Counsel for the Director of Public Prosecutions, Michael Delaney SC, said on the last occasion that it was a case "on which the Director has been reflecting for some time" and it has caused "some difficulty".
Mr Delaney said the prosecution’s consultant psychiatrist effectively agreed with the consultant psychiatrist hired by the defence that Alchimionek met the criteria for a verdict of not guilty by reason of insanity.
The prosecution’s consultant psychiatrist had not been called to give evidence. However, the jury was told that the prosecution’s doctor effectively agreed with the doctor for the defence.
Mr Delaney told the court on Friday, November 30 that certain lines of inquiry pursued by the DPP had not been completed.
He said the State were seeking to obtain medical records related to Alchimionek. He said there had been a previous hospitalisation and the state hoped to receive cooperation from the defence in receiving those records.
Mr Fogarty said the State was entitled at any time to obtain the information they were now retrospectively seeking.

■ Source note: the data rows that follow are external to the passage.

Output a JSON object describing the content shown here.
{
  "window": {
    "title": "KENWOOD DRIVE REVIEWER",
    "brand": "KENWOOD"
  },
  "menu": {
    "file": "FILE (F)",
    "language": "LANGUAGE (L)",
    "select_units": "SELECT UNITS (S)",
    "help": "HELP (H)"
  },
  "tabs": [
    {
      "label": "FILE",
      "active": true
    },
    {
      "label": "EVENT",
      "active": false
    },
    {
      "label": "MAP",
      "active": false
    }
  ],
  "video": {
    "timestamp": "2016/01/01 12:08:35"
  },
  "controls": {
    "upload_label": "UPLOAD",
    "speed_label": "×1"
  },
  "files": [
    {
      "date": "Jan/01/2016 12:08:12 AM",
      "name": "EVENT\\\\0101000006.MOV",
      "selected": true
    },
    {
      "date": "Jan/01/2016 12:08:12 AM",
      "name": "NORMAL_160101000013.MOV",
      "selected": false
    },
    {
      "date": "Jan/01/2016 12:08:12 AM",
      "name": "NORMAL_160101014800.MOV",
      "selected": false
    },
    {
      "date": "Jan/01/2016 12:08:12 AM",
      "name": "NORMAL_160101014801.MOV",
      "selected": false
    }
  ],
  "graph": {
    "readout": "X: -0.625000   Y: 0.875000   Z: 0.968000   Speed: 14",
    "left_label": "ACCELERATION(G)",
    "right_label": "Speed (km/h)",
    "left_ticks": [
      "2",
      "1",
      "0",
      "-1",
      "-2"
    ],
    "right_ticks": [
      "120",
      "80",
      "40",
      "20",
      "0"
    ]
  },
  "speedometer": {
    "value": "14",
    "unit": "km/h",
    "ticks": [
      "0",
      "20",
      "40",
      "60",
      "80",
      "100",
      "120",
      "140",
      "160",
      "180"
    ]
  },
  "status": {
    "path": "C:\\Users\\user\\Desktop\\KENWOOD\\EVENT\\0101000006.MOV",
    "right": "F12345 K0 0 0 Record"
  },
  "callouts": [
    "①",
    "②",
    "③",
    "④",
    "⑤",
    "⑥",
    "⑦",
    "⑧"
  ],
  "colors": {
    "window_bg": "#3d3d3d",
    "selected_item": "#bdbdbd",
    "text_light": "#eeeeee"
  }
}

He said the State was trying to "justify a situation that is unjustifiable”.
Mr Fogarty informed the court that representatives from the Polish Embassy in Dublin had become interested in the case as observers.
President of the Court of Appeal Mr Justice George Birmingham listed the matter for January 24 next.
On the last occasion, Mr Fogarty said the atmosphere in the Circuit Court had been "highly charged". There was an "outpouring of emotion" that was "humanly understandable" but “not desirable in terms of how the law was to be applied".
Mr Fogarty said the prosecution had made a decision at one point to "change what the accused man was facing". What started out as a dangerous driving causing death charge later became a manslaughter charge.
He said it was explained to Alchimionek that the foregone conclusion of a not guilty verdict by reason of insanity, was a referral to the Central Mental Hospital (CMH).